Sorry, this site requires JavaScript enabled.
Head of Zeus
Q&A with Marina McCarron, author of The Shimmer on the WaterA completely unputdownable and full of emotion read
The Shimmer on the Water

 

We sat down with Marina McCarron to talk about the enduring nature of dual timeline novels, which holiday hotspots give the best writing inspiration, and much more!

 

1) You're a very well travelled individual! Which place has given you the most writing inspiration?

That is an interesting question, because my love of wandering around new places and daydreaming and my writing are intrinsically linked.

I would have to say France is where I get the most inspiration. I can walk through any street and start thinking about the people who live in the houses, and I love staring at the balconies and window shutters.

I was once walking behind a man in a place called Sete, and he had a plate of croissants, stacked high, in the bottom of his baby buggy and as I walked along I wondered why he didn’t have a sheet of paper over them or some dreadful plastic, to keep them clean? He then sat at a pub with friends and had a drink and was still there when I walked by later. I thought to myself, will his wife be upset when he gets home? Will someone eat a croissant and be sick because it wasn’t covered? That sends me down a rabbit hole of what ifs, that usually leads to an idea that gets fleshed out as I think. The idea for my first novel, The Time Between Us, came to me as I walked through Bayeux in Normandy.

In Tours one night I walked by a group of people at an outdoor café dancing. A man looked at me and smiled. A happy, kind, life is good smile. To this day I wish I had walked in and started dancing with him. Maybe I would have met the man of my dreams. I’m sure I would have at least got a story out of it. France makes me feel alive.

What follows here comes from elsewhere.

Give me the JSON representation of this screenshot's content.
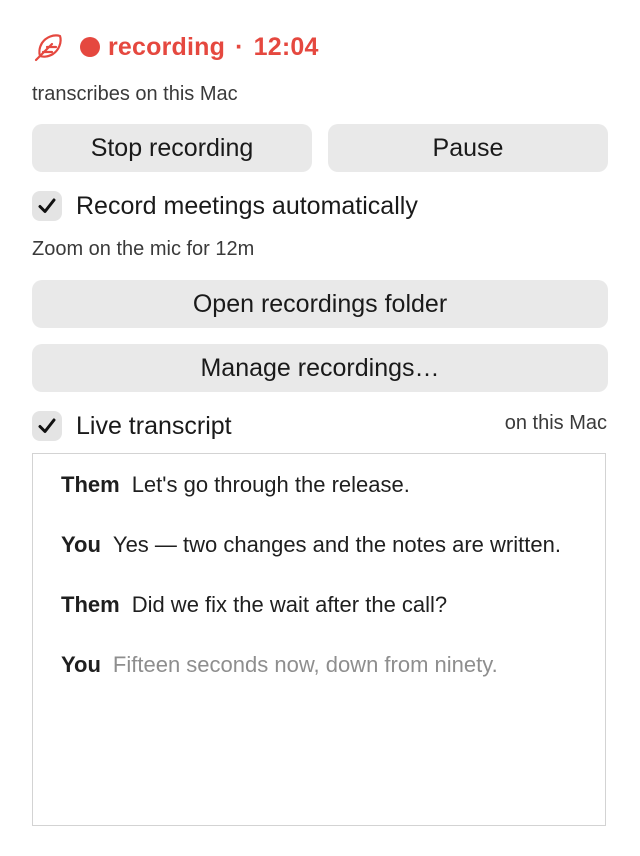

Before lockdown I visited Australia and I’ve already started thinking about a crime story I’d like to set there. Perhaps also because I so enjoyed the Dry by Jane Harper, set in Australia, and Bereft by Chris Womersely is a personal favourite. And I love New England, in the USA. I feel very nostalgic in that area.

 

2) Why do you think dual timeline novels are so enduring?

I think it is the sense of mystery, how you know at some point the two stories will come together, but you’re never sure when or how.

The past can really do a number on a person, and I often wonder how small changes in the past could have made a person’s life easier or changed its trajectory.

My mother told me that my Scottish grandfather had planned to emigrate to Australia, and one day he met a man who told him Canada was so rich you could pick the money up from the street. He moved to Cape Breton and the only job he could get was in a mine. He died at 37 from what they called miner’s lung leaving five small children behind. My mother told me she often thought about how her father’s life would have been different had he never run into that man. To me, that was very powerful. She passed the baton and now I wonder, too.

 

3) What books do you love picking up at the airport before you fly? 

I usually have a stack of books and my Kindle in my bag, but I do love exploring an airport bookstore. They are a great place to see the big sellers. The last airport store I was in I saw Malibu Rising by Taylor Jenkins Reid and thought it was a gorgeous jacket. I love a good wander through a nice airport shop. I love the one in Queenstown, New Zealand. Paper Plus I think it is called. And the shop in Tampa International.

 

4) What 3 writing tips would you give to anyone looking to write their first novel? 

Be gentle with yourself. Sometimes the material comes when it comes. But at the same time, be prepared. Write down ideas when they come to you. I often scribble down sentences that come to me when I am walking or doing something else, and I throw them all in a box. I also suggest finding your pattern. I write best first thing in the morning, so I used to get up and write at 4am, before I went to work.

Finally, when you finish your first book, remember it is a draft. Set it aside and work on something else, then go back to it. Many years ago I wrote something I called A Few Things About Jane, and started querying agents. One liked the first 50 pages and asked for a full manuscript. I sent her what was essentially a draft. It didn’t go anywhere. I’m still embarrassed but live and learn. 

 

5) Which upcoming releases are you most excited about this year?

There are authors whose books I always look out for. I loved the Nightingale by Kristin Hannah so I keep an eye out for her books. Charity Norman wrote a book called See You In September that I really liked. The French writer Pierre Lemaitre is a fabulous crime writer so I keep an eye for his stuff, and Matt Haig, who wrote The Humans, one of my favourite books ever. Being a new author I am trying to support other debut writers as well, so I am keeping an eye out for new voices, too.

I have recently read The Paper Palace and am keeping an eye out for the author’s follow up. I loved her setting and the way she wrote the mother character. And I keep an eye out for whatever Reece Witherspoon picks for her club.  

 

 

Follow Marina McCarron on Twitter for the latest updates: @marinamccarron

 

 

 

OTHER BOOKS YOU MIGHT LIKE